I’ve also dabbled in Facebook advertising and had some successes and failures. It can be a very effective tool. This episode of The Photopreneur Podcast is an ideal introduction.. the whole podcast is great actually!

Email marketing

A mailing list is essential, and they aren’t going away anytime soon. They give you direct access to people who have already made some sort of commitment to your business. Those are the people that will buy! (Messenger bots and notification services are also exciting developments that will only grow in the future).

I use MailerLite for my email list. I’ve found them to have all the features I need in an easy to use interface, plus they are cheaper than the main competition once you get a paid number of subscribers. And they don’t stick their branding all over your forms and emails, even on the free plan!

I’ve still not really pushed my email list (I should and I will!), but I’ve used two main techniques to help it grow.

I did a social media giveaway for two free prints, and I created a pack of mobile phone wallpapers to download.

The social media giveaway in particular was effective and profitable, but I would never have guessed the amount of work that would go into giving away something for free..

This is definitely an area I need to spend more time on, as the majority of customers have been from the list!

A note on pricing: I researched competitors and found there was a pretty wide pricing range. There definitely isn’t an obvious rule for pricing photography prints. I ended up using the steps in this great video by Thomas Heaton, combined with competitor research, to decide on pricing.

Marketing work is never finished. I love the idea of passive income, but I’m not sure that it exists (I’d love for you to prove me wrong, leave a comment).

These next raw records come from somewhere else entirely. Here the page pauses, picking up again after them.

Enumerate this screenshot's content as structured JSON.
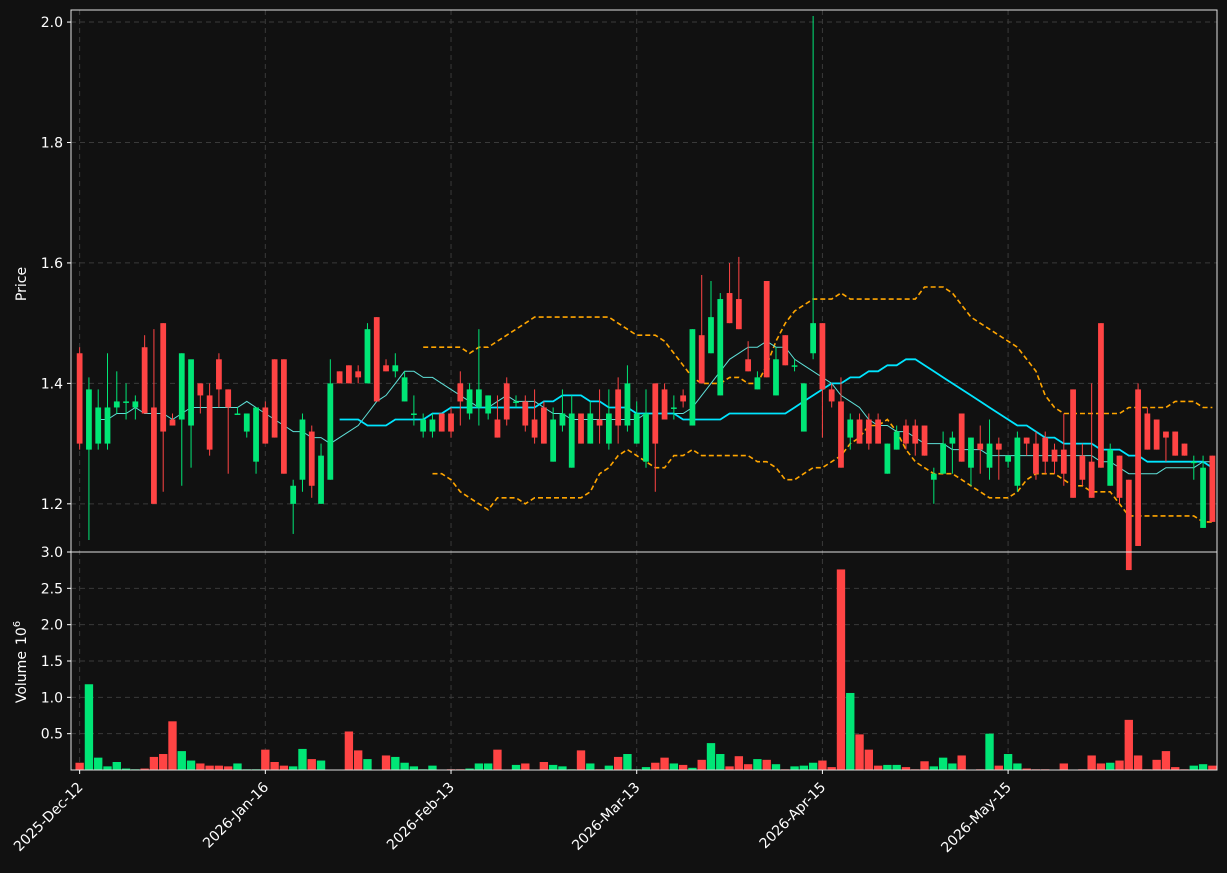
{
  "colors": {
    "background": "#111111",
    "up": "#00e676",
    "down": "#ff4444",
    "ma_fast": "#5fe0d8",
    "ma_slow": "#00e5ff",
    "band": "#ffa500",
    "grid": "#3a3a3a",
    "text": "#ffffff"
  },
  "chart_data": [
    {
      "type": "candlestick",
      "ylabel": "Price",
      "ylim": [
        1.12,
        2.02
      ],
      "yticks": [
        "1.2",
        "1.4",
        "1.6",
        "1.8",
        "2.0"
      ],
      "xticks": [
        "2025-Dec-12",
        "2026-Jan-16",
        "2026-Feb-13",
        "2026-Mar-13",
        "2026-Apr-15",
        "2026-May-15"
      ],
      "grid": true,
      "ohlc": [
        [
          1.45,
          1.46,
          1.29,
          1.3
        ],
        [
          1.29,
          1.41,
          1.14,
          1.39
        ],
        [
          1.3,
          1.39,
          1.29,
          1.36
        ],
        [
          1.3,
          1.45,
          1.29,
          1.36
        ],
        [
          1.36,
          1.42,
          1.35,
          1.37
        ],
        [
          1.37,
          1.4,
          1.34,
          1.37
        ],
        [
          1.36,
          1.38,
          1.34,
          1.37
        ],
        [
          1.46,
          1.48,
          1.35,
          1.35
        ],
        [
          1.36,
          1.49,
          1.2,
          1.2
        ],
        [
          1.5,
          1.5,
          1.22,
          1.32
        ],
        [
          1.34,
          1.35,
          1.33,
          1.33
        ],
        [
          1.34,
          1.45,
          1.23,
          1.45
        ],
        [
          1.33,
          1.43,
          1.26,
          1.44
        ],
        [
          1.4,
          1.4,
          1.35,
          1.38
        ],
        [
          1.38,
          1.4,
          1.28,
          1.29
        ],
        [
          1.44,
          1.45,
          1.36,
          1.39
        ],
        [
          1.39,
          1.39,
          1.25,
          1.36
        ],
        [
          1.35,
          1.36,
          1.35,
          1.35
        ],
        [
          1.32,
          1.34,
          1.31,
          1.35
        ],
        [
          1.27,
          1.36,
          1.25,
          1.36
        ],
        [
          1.36,
          1.37,
          1.3,
          1.3
        ],
        [
          1.44,
          1.44,
          1.31,
          1.31
        ],
        [
          1.44,
          1.44,
          1.25,
          1.25
        ],
        [
          1.2,
          1.24,
          1.15,
          1.23
        ],
        [
          1.24,
          1.35,
          1.22,
          1.34
        ],
        [
          1.32,
          1.33,
          1.21,
          1.23
        ],
        [
          1.2,
          1.3,
          1.2,
          1.28
        ],
        [
          1.24,
          1.44,
          1.24,
          1.4
        ],
        [
          1.42,
          1.42,
          1.4,
          1.4
        ],
        [
          1.43,
          1.43,
          1.4,
          1.4
        ],
        [
          1.42,
          1.43,
          1.4,
          1.41
        ],
        [
          1.4,
          1.5,
          1.4,
          1.49
        ],
        [
          1.51,
          1.51,
          1.37,
          1.37
        ],
        [
          1.43,
          1.44,
          1.42,
          1.42
        ],
        [
          1.42,
          1.45,
          1.41,
          1.43
        ],
        [
          1.37,
          1.42,
          1.37,
          1.41
        ],
        [
          1.35,
          1.38,
          1.33,
          1.35
        ],
        [
          1.32,
          1.35,
          1.31,
          1.34
        ],
        [
          1.32,
          1.35,
          1.31,
          1.34
        ],
        [
          1.35,
          1.35,
          1.32,
          1.32
        ],
        [
          1.35,
          1.36,
          1.31,
          1.32
        ],
        [
          1.4,
          1.42,
          1.33,
          1.37
        ],
        [
          1.35,
          1.4,
          1.34,
          1.39
        ],
        [
          1.36,
          1.49,
          1.33,
          1.39
        ],
        [
          1.35,
          1.38,
          1.34,
          1.38
        ],
        [
          1.34,
          1.38,
          1.31,
          1.31
        ],
        [
          1.4,
          1.41,
          1.33,
          1.34
        ],
        [
          1.37,
          1.38,
          1.36,
          1.37
        ],
        [
          1.37,
          1.38,
          1.32,
          1.33
        ],
        [
          1.34,
          1.39,
          1.3,
          1.31
        ],
        [
          1.36,
          1.37,
          1.3,
          1.3
        ],
        [
          1.27,
          1.36,
          1.27,
          1.34
        ],
        [
          1.33,
          1.39,
          1.32,
          1.35
        ],
        [
          1.26,
          1.38,
          1.26,
          1.35
        ],
        [
          1.35,
          1.35,
          1.3,
          1.3
        ],
        [
          1.3,
          1.37,
          1.3,
          1.35
        ],
        [
          1.34,
          1.39,
          1.3,
          1.33
        ],
        [
          1.3,
          1.39,
          1.29,
          1.35
        ],
        [
          1.39,
          1.41,
          1.3,
          1.33
        ],
        [
          1.33,
          1.43,
          1.32,
          1.4
        ],
        [
          1.3,
          1.37,
          1.3,
          1.35
        ],
        [
          1.27,
          1.39,
          1.26,
          1.35
        ],
        [
          1.4,
          1.4,
          1.22,
          1.3
        ],
        [
          1.39,
          1.4,
          1.34,
          1.34
        ],
        [
          1.36,
          1.38,
          1.34,
          1.36
        ],
        [
          1.38,
          1.39,
          1.36,
          1.37
        ],
        [
          1.33,
          1.49,
          1.33,
          1.49
        ],
        [
          1.48,
          1.58,
          1.4,
          1.4
        ],
        [
          1.45,
          1.57,
          1.45,
          1.51
        ],
        [
          1.38,
          1.55,
          1.38,
          1.54
        ],
        [
          1.55,
          1.6,
          1.5,
          1.5
        ],
        [
          1.54,
          1.61,
          1.49,
          1.49
        ],
        [
          1.44,
          1.47,
          1.42,
          1.42
        ],
        [
          1.39,
          1.42,
          1.39,
          1.41
        ],
        [
          1.57,
          1.57,
          1.41,
          1.41
        ],
        [
          1.38,
          1.46,
          1.38,
          1.44
        ],
        [
          1.48,
          1.48,
          1.43,
          1.43
        ],
        [
          1.43,
          1.44,
          1.42,
          1.43
        ],
        [
          1.32,
          1.4,
          1.32,
          1.4
        ],
        [
          1.45,
          2.01,
          1.44,
          1.5
        ],
        [
          1.5,
          1.5,
          1.31,
          1.39
        ],
        [
          1.39,
          1.4,
          1.36,
          1.37
        ],
        [
          1.37,
          1.41,
          1.26,
          1.26
        ],
        [
          1.31,
          1.35,
          1.29,
          1.34
        ],
        [
          1.34,
          1.35,
          1.3,
          1.3
        ],
        [
          1.34,
          1.35,
          1.29,
          1.3
        ],
        [
          1.34,
          1.35,
          1.3,
          1.3
        ],
        [
          1.25,
          1.3,
          1.25,
          1.3
        ],
        [
          1.29,
          1.33,
          1.29,
          1.32
        ],
        [
          1.33,
          1.34,
          1.29,
          1.3
        ],
        [
          1.33,
          1.34,
          1.28,
          1.3
        ],
        [
          1.33,
          1.33,
          1.28,
          1.28
        ],
        [
          1.24,
          1.26,
          1.2,
          1.25
        ],
        [
          1.25,
          1.32,
          1.25,
          1.3
        ],
        [
          1.3,
          1.32,
          1.25,
          1.31
        ],
        [
          1.35,
          1.35,
          1.27,
          1.27
        ],
        [
          1.26,
          1.31,
          1.23,
          1.31
        ],
        [
          1.3,
          1.33,
          1.25,
          1.29
        ],
        [
          1.26,
          1.34,
          1.24,
          1.3
        ],
        [
          1.3,
          1.31,
          1.24,
          1.29
        ],
        [
          1.27,
          1.28,
          1.26,
          1.28
        ],
        [
          1.23,
          1.32,
          1.22,
          1.31
        ],
        [
          1.31,
          1.31,
          1.28,
          1.3
        ],
        [
          1.3,
          1.32,
          1.24,
          1.25
        ],
        [
          1.31,
          1.32,
          1.25,
          1.27
        ],
        [
          1.29,
          1.3,
          1.25,
          1.27
        ],
        [
          1.29,
          1.35,
          1.23,
          1.25
        ],
        [
          1.39,
          1.39,
          1.21,
          1.21
        ],
        [
          1.28,
          1.3,
          1.23,
          1.24
        ],
        [
          1.27,
          1.4,
          1.21,
          1.21
        ],
        [
          1.5,
          1.5,
          1.26,
          1.26
        ],
        [
          1.23,
          1.3,
          1.23,
          1.29
        ],
        [
          1.28,
          1.28,
          1.2,
          1.21
        ],
        [
          1.24,
          1.24,
          1.09,
          1.09
        ],
        [
          1.39,
          1.4,
          1.13,
          1.13
        ],
        [
          1.35,
          1.36,
          1.29,
          1.29
        ],
        [
          1.34,
          1.34,
          1.29,
          1.29
        ],
        [
          1.32,
          1.32,
          1.27,
          1.31
        ],
        [
          1.32,
          1.32,
          1.28,
          1.28
        ],
        [
          1.3,
          1.3,
          1.28,
          1.28
        ],
        [
          1.27,
          1.28,
          1.24,
          1.27
        ],
        [
          1.16,
          1.28,
          1.16,
          1.26
        ],
        [
          1.28,
          1.28,
          1.17,
          1.17
        ]
      ],
      "ma_fast": [
        1.34,
        1.34,
        1.35,
        1.35,
        1.36,
        1.35,
        1.35,
        1.35,
        1.34,
        1.35,
        1.36,
        1.36,
        1.36,
        1.36,
        1.36,
        1.36,
        1.37,
        1.36,
        1.35,
        1.34,
        1.33,
        1.32,
        1.32,
        1.31,
        1.31,
        1.3,
        1.31,
        1.32,
        1.33,
        1.35,
        1.37,
        1.38,
        1.4,
        1.42,
        1.42,
        1.41,
        1.41,
        1.4,
        1.39,
        1.38,
        1.37,
        1.36,
        1.36,
        1.37,
        1.38,
        1.37,
        1.37,
        1.37,
        1.36,
        1.35,
        1.35,
        1.34,
        1.34,
        1.34,
        1.34,
        1.34,
        1.34,
        1.34,
        1.34,
        1.35,
        1.35,
        1.35,
        1.35,
        1.35,
        1.36,
        1.38,
        1.4,
        1.42,
        1.44,
        1.45,
        1.46,
        1.46,
        1.47,
        1.46,
        1.46,
        1.44,
        1.43,
        1.42,
        1.41,
        1.4,
        1.38,
        1.37,
        1.36,
        1.34,
        1.33,
        1.33,
        1.32,
        1.32,
        1.31,
        1.3,
        1.3,
        1.3,
        1.29,
        1.29,
        1.29,
        1.29,
        1.28,
        1.28,
        1.28,
        1.28,
        1.28,
        1.28,
        1.28,
        1.28,
        1.28,
        1.28,
        1.28,
        1.28,
        1.27,
        1.27,
        1.26,
        1.25,
        1.25,
        1.25,
        1.25,
        1.26,
        1.26,
        1.26,
        1.26,
        1.27,
        1.27
      ],
      "ma_slow": [
        1.34,
        1.34,
        1.34,
        1.33,
        1.33,
        1.33,
        1.34,
        1.34,
        1.34,
        1.34,
        1.35,
        1.35,
        1.36,
        1.36,
        1.36,
        1.36,
        1.36,
        1.36,
        1.36,
        1.36,
        1.36,
        1.36,
        1.37,
        1.37,
        1.38,
        1.38,
        1.38,
        1.37,
        1.37,
        1.36,
        1.36,
        1.36,
        1.35,
        1.35,
        1.35,
        1.35,
        1.35,
        1.34,
        1.34,
        1.34,
        1.34,
        1.34,
        1.35,
        1.35,
        1.35,
        1.35,
        1.35,
        1.35,
        1.35,
        1.36,
        1.37,
        1.38,
        1.39,
        1.4,
        1.4,
        1.41,
        1.41,
        1.42,
        1.42,
        1.43,
        1.43,
        1.44,
        1.44,
        1.43,
        1.42,
        1.41,
        1.4,
        1.39,
        1.38,
        1.37,
        1.36,
        1.35,
        1.34,
        1.33,
        1.33,
        1.32,
        1.31,
        1.31,
        1.3,
        1.3,
        1.3,
        1.3,
        1.29,
        1.29,
        1.29,
        1.28,
        1.28,
        1.27,
        1.27,
        1.27,
        1.27,
        1.27,
        1.27,
        1.27,
        1.26
      ],
      "band_upper": [
        1.46,
        1.46,
        1.46,
        1.46,
        1.46,
        1.45,
        1.46,
        1.46,
        1.47,
        1.48,
        1.49,
        1.5,
        1.51,
        1.51,
        1.51,
        1.51,
        1.51,
        1.51,
        1.51,
        1.51,
        1.51,
        1.5,
        1.49,
        1.48,
        1.48,
        1.48,
        1.47,
        1.45,
        1.43,
        1.41,
        1.4,
        1.4,
        1.4,
        1.41,
        1.41,
        1.4,
        1.4,
        1.43,
        1.47,
        1.5,
        1.52,
        1.53,
        1.54,
        1.54,
        1.54,
        1.55,
        1.54,
        1.54,
        1.54,
        1.54,
        1.54,
        1.54,
        1.54,
        1.54,
        1.56,
        1.56,
        1.56,
        1.55,
        1.53,
        1.51,
        1.5,
        1.49,
        1.48,
        1.47,
        1.46,
        1.44,
        1.42,
        1.38,
        1.36,
        1.35,
        1.35,
        1.35,
        1.35,
        1.35,
        1.35,
        1.35,
        1.36,
        1.36,
        1.36,
        1.36,
        1.36,
        1.37,
        1.37,
        1.37,
        1.36,
        1.36
      ],
      "band_lower": [
        1.25,
        1.25,
        1.24,
        1.22,
        1.21,
        1.2,
        1.19,
        1.21,
        1.21,
        1.21,
        1.2,
        1.21,
        1.21,
        1.21,
        1.21,
        1.21,
        1.21,
        1.22,
        1.25,
        1.26,
        1.28,
        1.29,
        1.28,
        1.27,
        1.26,
        1.26,
        1.28,
        1.28,
        1.29,
        1.28,
        1.28,
        1.28,
        1.28,
        1.28,
        1.28,
        1.27,
        1.27,
        1.26,
        1.24,
        1.24,
        1.25,
        1.26,
        1.26,
        1.27,
        1.28,
        1.3,
        1.31,
        1.33,
        1.33,
        1.34,
        1.32,
        1.29,
        1.27,
        1.26,
        1.25,
        1.25,
        1.25,
        1.24,
        1.23,
        1.22,
        1.21,
        1.21,
        1.21,
        1.22,
        1.24,
        1.25,
        1.25,
        1.25,
        1.24,
        1.23,
        1.23,
        1.22,
        1.22,
        1.22,
        1.2,
        1.18,
        1.18,
        1.18,
        1.18,
        1.18,
        1.18,
        1.18,
        1.18,
        1.17,
        1.17
      ]
    },
    {
      "type": "bar",
      "ylabel": "Volume",
      "unit_exponent": "6",
      "ylim": [
        0,
        3.0
      ],
      "yticks": [
        "0.5",
        "1.0",
        "1.5",
        "2.0",
        "2.5",
        "3.0"
      ],
      "grid": true,
      "values": [
        0.1,
        1.18,
        0.17,
        0.05,
        0.11,
        0.02,
        0.01,
        0.02,
        0.18,
        0.22,
        0.67,
        0.26,
        0.13,
        0.09,
        0.06,
        0.06,
        0.05,
        0.09,
        0.01,
        0.01,
        0.28,
        0.11,
        0.06,
        0.05,
        0.29,
        0.15,
        0.13,
        0.0,
        0.0,
        0.53,
        0.27,
        0.15,
        0.0,
        0.2,
        0.18,
        0.1,
        0.05,
        0.01,
        0.06,
        0.0,
        0.01,
        0.01,
        0.02,
        0.09,
        0.09,
        0.28,
        0.0,
        0.07,
        0.09,
        0.0,
        0.11,
        0.07,
        0.05,
        0.01,
        0.27,
        0.09,
        0.01,
        0.06,
        0.18,
        0.22,
        0.01,
        0.04,
        0.1,
        0.17,
        0.09,
        0.07,
        0.03,
        0.14,
        0.37,
        0.22,
        0.05,
        0.19,
        0.08,
        0.15,
        0.14,
        0.08,
        0.01,
        0.05,
        0.06,
        0.1,
        0.13,
        0.04,
        2.76,
        1.06,
        0.49,
        0.28,
        0.06,
        0.07,
        0.07,
        0.04,
        0.01,
        0.12,
        0.05,
        0.17,
        0.09,
        0.2,
        0.0,
        0.01,
        0.5,
        0.06,
        0.22,
        0.09,
        0.02,
        0.01,
        0.01,
        0.0,
        0.09,
        0.0,
        0.01,
        0.2,
        0.09,
        0.1,
        0.13,
        0.69,
        0.2,
        0.01,
        0.14,
        0.26,
        0.04,
        0.01,
        0.06,
        0.08,
        0.06,
        0.01,
        0.05,
        0.06
      ]
    }
  ]
}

You have to get your work in front of people in creative ways to stay relevant, and without maintenance, I think any source of income will dwindle and eventually disappear. It’s a fast-paced world!

The future

I’m in Fuerteventura over the winter, but when I get back I plan to approach potential local stockists. I offer smaller matted prints that would do well in a coffee shop or craft store type setting.

I’d also like to expand into offering prints to offices and commercial premises. I’m undecided on how to do this. Cold emails/calls? Just showing up? What do you think?

I want to get more photos and start experimenting with videos on YouTube and Facebook (I also need to make more Instagram stories). Video is huuuuge.. can’t be left behind!

If you start a business, the to-do list will never end. Ever.

You’ve made it to.. the end! Or just the beginning?

This is the first really big post I’ve written for this blog, and a lot of effort went into it. I hope you’ve found it helpful in starting your online photography business, or any other business! If you did, I’d really appreciate if you shared it so other people can get value from it too.

I’ve done my best to be detailed but unfortunately, I can’t explore everything as much as I would like (even in 4000 words!). I’ll definitely be expanding on some the ideas I’ve written about in full blog posts of their own. Let me know what you’d like to read and I’ll focus on that.

Last thing:

This post probably makes it look like I had everything perfectly planned when I started. I definitely didn’t! It probably would have been a lot easier if I did but who knows if I would have ever actually started if I got hung up on the details.

The most important thing is to just start. You can learn, figure things out, and adapt along the way. Take your first step! I’ve made a checklist to help you out:

P.S. If you were running my business, what is the next thing you would do?

Originally published at on December 12, 2017. Check out the website for more information and resources.